> _Activity_: Could you copy out every line of the data where the word "this" occurs?

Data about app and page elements
------------------------------------------------------------------------

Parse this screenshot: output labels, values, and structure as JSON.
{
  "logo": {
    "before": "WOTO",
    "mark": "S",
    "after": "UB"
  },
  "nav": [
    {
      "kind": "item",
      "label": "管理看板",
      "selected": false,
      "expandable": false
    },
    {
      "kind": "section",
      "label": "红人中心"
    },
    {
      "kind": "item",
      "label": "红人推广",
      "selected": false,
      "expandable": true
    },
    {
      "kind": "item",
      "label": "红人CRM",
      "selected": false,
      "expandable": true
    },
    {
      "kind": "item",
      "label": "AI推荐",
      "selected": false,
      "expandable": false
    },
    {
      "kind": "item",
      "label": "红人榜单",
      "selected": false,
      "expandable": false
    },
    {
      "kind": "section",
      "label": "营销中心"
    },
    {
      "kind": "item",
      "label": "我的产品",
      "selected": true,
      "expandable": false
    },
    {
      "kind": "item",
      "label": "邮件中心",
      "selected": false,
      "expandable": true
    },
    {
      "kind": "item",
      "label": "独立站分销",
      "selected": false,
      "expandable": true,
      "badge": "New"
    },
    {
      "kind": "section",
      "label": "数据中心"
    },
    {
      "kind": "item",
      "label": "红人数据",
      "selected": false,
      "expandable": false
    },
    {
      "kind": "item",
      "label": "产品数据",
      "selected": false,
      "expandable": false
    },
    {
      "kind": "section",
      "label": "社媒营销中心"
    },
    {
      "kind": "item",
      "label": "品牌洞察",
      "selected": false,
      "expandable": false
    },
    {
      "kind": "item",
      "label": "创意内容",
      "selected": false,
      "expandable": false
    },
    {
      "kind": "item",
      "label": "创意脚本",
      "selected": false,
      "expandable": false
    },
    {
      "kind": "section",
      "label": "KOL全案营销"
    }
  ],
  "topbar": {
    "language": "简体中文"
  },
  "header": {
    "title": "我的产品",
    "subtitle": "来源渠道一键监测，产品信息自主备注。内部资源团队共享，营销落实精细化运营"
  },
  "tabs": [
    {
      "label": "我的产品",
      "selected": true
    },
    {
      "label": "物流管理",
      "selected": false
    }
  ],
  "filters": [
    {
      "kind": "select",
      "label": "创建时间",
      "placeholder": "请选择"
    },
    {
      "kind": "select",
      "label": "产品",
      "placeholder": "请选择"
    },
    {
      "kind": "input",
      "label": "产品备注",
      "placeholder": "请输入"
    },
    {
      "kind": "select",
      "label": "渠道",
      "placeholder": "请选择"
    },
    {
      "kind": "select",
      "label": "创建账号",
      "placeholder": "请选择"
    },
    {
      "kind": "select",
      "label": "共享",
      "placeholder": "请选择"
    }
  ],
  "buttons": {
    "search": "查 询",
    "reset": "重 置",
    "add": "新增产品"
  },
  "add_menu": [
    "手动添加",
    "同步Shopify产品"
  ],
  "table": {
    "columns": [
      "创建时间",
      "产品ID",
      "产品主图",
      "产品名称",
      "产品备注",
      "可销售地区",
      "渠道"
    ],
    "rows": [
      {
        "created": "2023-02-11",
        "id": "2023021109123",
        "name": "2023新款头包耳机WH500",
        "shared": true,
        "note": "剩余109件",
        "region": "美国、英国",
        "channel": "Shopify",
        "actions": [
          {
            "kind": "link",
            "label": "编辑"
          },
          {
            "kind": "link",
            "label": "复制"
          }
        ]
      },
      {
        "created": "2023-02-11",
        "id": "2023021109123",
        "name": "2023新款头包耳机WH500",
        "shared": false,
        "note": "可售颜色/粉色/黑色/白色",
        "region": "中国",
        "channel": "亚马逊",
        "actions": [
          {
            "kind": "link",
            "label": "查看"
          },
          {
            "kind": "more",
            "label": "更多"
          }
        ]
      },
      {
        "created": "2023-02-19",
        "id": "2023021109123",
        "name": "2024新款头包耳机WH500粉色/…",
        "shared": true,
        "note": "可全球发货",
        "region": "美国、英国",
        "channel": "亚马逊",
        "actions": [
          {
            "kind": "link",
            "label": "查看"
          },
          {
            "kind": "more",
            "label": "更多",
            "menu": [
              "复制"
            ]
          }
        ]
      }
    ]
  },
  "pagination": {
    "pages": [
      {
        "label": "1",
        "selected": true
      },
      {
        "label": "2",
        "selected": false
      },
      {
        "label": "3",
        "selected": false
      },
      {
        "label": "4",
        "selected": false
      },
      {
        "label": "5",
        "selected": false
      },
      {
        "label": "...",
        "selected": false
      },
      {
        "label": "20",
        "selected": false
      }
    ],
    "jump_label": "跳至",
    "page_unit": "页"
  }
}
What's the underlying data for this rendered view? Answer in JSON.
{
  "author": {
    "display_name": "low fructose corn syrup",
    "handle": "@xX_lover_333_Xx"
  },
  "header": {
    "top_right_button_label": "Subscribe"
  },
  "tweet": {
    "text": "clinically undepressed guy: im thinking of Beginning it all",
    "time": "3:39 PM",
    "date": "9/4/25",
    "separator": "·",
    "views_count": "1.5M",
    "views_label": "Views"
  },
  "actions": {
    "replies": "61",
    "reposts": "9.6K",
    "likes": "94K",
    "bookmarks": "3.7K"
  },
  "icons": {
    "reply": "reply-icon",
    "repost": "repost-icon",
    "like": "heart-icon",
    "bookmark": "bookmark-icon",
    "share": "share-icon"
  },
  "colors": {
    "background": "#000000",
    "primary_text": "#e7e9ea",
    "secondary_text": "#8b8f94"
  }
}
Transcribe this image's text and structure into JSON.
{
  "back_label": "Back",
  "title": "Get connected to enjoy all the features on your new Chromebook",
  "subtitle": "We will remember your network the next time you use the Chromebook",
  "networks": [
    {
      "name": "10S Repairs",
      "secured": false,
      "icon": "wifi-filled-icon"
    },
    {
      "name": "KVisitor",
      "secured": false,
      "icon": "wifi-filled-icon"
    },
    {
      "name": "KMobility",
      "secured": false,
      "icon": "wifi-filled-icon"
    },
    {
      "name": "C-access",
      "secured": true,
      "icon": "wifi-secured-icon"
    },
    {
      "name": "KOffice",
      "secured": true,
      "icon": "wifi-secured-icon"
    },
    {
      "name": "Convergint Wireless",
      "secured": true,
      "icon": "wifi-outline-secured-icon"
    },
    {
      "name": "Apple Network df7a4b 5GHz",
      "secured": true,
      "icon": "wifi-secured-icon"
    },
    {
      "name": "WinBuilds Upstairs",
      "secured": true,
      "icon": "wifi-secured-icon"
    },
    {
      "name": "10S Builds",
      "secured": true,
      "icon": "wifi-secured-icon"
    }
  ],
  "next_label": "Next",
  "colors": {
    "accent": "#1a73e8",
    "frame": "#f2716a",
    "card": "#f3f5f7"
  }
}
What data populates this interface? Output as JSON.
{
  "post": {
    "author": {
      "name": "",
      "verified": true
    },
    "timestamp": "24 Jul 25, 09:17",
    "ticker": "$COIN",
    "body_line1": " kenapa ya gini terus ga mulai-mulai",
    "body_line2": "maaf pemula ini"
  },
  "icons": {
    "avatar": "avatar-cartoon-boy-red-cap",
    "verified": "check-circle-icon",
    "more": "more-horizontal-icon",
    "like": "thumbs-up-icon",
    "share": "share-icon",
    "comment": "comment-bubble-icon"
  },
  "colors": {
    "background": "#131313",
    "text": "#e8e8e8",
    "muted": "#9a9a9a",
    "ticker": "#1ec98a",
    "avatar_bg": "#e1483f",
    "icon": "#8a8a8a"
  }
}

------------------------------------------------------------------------

> _Answer to the exercise_:
Parse this screenshot: output labels, values, and structure as JSON.
What's the underlying data for this rendered view? Answer in JSON.
Transcribe this image's text and structure into JSON.
What data populates this interface? Output as JSON.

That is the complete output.